The world was introduced to Bethany Hamilton when she was just 13 years old. The Hawaiian-born teen was surfing Tunnels Beach, Kauai when a tiger shark bit off her left arm up to the shoulder. Luckily she survived the attack and was back on the water a month later, determined to keep her dreams alive. She attributes her recovery and determination to her faith in God.
However, her surfing career has been fairly inconsistent and mostly disappointing. It would appear that most of Bethany's time is spent running her nonprofit organization Beautifully Flawed, which aims to help people with a disability overcome trials and pain with the help of Jesus Christ (and probably money).
Recently Bethany announced she wouldn't participate in any World Surf League (WSL) competitions if they upheld their new rules about transgender athletes competing. Is this an indication of Bethany's politics?
What are Bethany Hamilton's politics?
The WSL updated their rules on eligibility by gender to include trans women, with some caveats. The new rules state that "an athlete who was assigned male at birth, who identifies as a woman, and has woman/female on her passport or national identity card is eligible to compete in a men’s event, or as a man in a mixed event, if she has not met requirements to compete in a woman’s event (such as maintaining testosterone levels less than 5 nmol/L continuously for the previous 12 months)."
In response to this, Bethany posted a video to Instagram asking a few questions before announcing she would no longer compete in WSL events if these new rules remain in place. It sounds like Bethany doesn't really want answers, so why ask the questions?
First and foremost, Bethany incorrectly labeled these individuals as "male-bodied athletes known as transgender people," but that's the least of her problems.
As Bethany is telling the world why she doesn't think trans women should be allowed to surf in women's competitions provided they follow the established guidelines, she's also assuring us that she "strives to love all of mankind regardless of any differences." It sounds like Bethany only loves all of mankind on land.
We are then told by Bethany that she's standing up for the numerous girls in the world who can't speak up despite also having access to social media. Evidently, if Bethany is to be believed, "many" of the women on tour agree with her. This is said a couple of times with no evidence to back up these claims. Guess we'll just have to have as much faith in Bethany as she has in God!
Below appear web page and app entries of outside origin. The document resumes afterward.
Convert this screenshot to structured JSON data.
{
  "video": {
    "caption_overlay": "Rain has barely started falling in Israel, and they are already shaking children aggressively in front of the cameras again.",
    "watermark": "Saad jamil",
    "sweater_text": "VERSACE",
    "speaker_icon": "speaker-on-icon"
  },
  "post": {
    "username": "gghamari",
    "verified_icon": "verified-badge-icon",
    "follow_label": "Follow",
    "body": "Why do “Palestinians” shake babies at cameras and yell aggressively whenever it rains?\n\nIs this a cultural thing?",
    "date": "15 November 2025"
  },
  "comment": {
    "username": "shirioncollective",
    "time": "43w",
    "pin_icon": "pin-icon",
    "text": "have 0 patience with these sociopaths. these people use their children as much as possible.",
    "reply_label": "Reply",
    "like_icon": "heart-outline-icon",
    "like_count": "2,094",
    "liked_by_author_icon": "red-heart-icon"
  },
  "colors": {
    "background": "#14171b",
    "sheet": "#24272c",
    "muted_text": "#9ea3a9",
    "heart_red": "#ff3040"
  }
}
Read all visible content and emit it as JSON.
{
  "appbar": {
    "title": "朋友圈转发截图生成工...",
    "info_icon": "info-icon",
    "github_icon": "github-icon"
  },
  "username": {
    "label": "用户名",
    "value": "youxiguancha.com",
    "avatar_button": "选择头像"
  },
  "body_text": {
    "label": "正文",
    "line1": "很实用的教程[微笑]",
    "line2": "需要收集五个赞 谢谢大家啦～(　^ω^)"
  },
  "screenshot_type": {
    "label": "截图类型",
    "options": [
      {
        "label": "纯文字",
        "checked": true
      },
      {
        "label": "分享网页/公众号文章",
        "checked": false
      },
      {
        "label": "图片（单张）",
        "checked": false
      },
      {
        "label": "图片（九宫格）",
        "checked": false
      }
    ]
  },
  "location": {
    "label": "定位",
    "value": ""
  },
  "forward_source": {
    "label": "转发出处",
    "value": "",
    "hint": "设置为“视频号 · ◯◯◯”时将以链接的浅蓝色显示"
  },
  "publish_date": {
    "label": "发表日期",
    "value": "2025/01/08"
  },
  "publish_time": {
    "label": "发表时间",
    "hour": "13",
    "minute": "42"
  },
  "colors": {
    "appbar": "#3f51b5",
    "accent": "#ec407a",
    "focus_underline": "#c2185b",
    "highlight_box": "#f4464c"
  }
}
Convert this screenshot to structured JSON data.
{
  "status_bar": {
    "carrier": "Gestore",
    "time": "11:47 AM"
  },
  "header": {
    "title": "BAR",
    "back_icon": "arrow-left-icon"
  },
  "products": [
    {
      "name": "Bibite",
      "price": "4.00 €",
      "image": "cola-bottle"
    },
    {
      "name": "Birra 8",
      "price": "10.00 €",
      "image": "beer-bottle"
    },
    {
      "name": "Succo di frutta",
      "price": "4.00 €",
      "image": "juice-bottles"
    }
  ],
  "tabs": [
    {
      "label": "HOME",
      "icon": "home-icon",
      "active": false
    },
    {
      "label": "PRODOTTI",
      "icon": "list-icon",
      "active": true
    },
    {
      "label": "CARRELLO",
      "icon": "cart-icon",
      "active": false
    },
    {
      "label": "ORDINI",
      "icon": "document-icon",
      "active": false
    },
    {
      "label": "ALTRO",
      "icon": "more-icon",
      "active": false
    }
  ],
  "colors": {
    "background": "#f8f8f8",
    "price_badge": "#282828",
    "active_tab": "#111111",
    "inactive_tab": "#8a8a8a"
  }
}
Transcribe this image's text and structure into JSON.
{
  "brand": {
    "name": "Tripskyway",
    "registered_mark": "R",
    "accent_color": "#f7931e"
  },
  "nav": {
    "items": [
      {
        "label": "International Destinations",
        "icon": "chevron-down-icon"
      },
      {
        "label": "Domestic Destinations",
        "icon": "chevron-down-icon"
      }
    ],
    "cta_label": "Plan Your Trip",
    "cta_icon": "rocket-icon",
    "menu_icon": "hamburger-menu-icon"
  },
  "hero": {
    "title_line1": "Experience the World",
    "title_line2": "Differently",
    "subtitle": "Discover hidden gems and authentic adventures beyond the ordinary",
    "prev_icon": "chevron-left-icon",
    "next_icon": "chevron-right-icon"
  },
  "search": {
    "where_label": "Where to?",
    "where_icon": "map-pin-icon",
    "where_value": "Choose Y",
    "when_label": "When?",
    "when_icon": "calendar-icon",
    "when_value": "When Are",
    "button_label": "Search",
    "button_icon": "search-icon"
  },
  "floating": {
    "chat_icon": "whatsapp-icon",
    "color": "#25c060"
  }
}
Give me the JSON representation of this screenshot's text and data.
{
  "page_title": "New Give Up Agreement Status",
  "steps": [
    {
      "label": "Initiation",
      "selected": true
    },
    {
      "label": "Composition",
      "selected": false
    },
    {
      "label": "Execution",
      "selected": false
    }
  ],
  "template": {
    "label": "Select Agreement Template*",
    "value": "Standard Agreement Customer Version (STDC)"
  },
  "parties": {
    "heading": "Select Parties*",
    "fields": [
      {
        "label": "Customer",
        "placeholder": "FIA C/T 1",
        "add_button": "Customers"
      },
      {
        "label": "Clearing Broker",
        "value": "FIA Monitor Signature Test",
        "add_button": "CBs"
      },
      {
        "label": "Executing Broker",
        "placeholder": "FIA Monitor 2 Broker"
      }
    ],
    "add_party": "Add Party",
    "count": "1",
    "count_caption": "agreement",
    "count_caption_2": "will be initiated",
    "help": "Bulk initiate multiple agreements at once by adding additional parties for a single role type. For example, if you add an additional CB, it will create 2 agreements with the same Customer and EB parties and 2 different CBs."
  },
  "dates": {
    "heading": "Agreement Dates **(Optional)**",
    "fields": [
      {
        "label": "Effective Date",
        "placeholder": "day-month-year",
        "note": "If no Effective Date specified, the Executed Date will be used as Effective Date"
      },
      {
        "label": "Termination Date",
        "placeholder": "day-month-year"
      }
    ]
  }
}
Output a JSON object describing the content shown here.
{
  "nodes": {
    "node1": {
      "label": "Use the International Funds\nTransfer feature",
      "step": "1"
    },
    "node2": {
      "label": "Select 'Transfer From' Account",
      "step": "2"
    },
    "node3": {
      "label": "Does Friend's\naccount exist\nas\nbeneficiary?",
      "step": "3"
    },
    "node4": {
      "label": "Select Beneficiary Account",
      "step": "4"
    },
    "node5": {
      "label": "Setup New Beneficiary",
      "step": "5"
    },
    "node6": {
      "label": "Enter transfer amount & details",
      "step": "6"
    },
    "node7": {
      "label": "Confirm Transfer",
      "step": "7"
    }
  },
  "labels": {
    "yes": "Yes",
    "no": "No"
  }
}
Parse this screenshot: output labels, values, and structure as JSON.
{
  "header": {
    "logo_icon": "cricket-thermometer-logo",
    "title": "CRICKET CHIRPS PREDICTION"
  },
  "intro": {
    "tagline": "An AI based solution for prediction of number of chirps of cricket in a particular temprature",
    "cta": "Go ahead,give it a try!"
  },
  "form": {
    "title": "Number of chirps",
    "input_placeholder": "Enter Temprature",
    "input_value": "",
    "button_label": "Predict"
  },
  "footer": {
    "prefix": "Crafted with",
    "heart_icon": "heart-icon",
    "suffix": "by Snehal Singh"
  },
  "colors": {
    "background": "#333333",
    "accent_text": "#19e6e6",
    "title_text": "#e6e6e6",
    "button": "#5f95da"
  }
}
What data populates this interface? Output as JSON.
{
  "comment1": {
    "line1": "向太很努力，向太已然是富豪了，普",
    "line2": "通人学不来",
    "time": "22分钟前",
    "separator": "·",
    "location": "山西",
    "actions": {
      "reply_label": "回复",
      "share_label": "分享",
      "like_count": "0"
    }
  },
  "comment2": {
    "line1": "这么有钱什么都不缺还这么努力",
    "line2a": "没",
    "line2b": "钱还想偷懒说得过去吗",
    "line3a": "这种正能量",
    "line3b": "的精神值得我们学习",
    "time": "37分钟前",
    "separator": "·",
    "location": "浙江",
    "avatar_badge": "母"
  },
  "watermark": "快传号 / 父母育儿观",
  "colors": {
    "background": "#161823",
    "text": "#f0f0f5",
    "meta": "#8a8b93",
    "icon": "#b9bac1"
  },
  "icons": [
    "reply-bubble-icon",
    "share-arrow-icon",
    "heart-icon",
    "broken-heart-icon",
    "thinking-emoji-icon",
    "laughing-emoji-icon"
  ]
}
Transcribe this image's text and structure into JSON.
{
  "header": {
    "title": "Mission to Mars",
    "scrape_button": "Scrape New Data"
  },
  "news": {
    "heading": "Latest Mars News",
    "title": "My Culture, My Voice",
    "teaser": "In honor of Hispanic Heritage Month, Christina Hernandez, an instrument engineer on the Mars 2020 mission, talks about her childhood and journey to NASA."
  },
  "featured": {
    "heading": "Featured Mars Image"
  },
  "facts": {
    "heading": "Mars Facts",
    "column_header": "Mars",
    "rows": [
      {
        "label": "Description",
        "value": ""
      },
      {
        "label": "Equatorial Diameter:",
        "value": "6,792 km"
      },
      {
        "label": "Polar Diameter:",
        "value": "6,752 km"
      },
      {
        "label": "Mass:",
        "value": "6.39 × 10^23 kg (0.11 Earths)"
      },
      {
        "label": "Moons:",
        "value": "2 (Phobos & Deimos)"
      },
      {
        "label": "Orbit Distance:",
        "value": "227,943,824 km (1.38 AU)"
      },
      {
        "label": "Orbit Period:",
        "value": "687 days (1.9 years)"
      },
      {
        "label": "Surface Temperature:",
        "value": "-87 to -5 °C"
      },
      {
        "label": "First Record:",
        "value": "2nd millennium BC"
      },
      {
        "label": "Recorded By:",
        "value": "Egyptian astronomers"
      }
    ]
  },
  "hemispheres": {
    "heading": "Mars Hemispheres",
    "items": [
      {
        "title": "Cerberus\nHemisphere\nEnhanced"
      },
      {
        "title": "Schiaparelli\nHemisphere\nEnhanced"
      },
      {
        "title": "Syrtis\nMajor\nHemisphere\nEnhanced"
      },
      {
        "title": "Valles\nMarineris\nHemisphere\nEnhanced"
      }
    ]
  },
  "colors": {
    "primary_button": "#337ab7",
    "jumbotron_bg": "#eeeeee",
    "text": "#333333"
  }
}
A lot of questions are posed by Bethany, with the gist being: Why is this good for the sport, who was asked if they want this change, and are we really reducing people to hormones? She keeps saying, "Are women just hormones?"
The only valid question Bethany has is wondering why trans women are included in the new eligibility rules, but trans men are not. Other than that, she's "just asking questions."
Who can say what Bethany's political views are. Obviously having an issue with trans people while practicing love under the Christian umbrella typically screams conservative.
Bethany thinks there should be a separate division for trans athletes.
Bethany's solution is to create a new division for trans athletes — ya know, something that is separate but equal. This will give everyone a "fair opportunity to showcase their passion and talent." What concerns Bethany the most is the future of women's surfing "15 or 20 years down the road." Again, no mention of what terrible things could come from these new rules. She just thinks it could be bad.
Part two of Bethany's stance on trans women competing in WSL events dropped on Instagram and is ironically a statement about hate.
"Going into this, I knew the hammer of mean and cruel harshness would be thrown down on me for not going with the flow, for having a different opinion, for being open and sharing my questions and thoughts about the new rules being implemented."
The thing is, Bethany isn't "going with the flow." She's trying to exclude an already marginalized group of people.
And let's face it, most surfers retire at around 35, which only gives Bethany about two more years. Why does she care? Perhaps the most interesting thing about all of this is the fact that a white woman in Hawaii is complaining about what spaces people should occupy. Bethany, the call is coming from inside the house.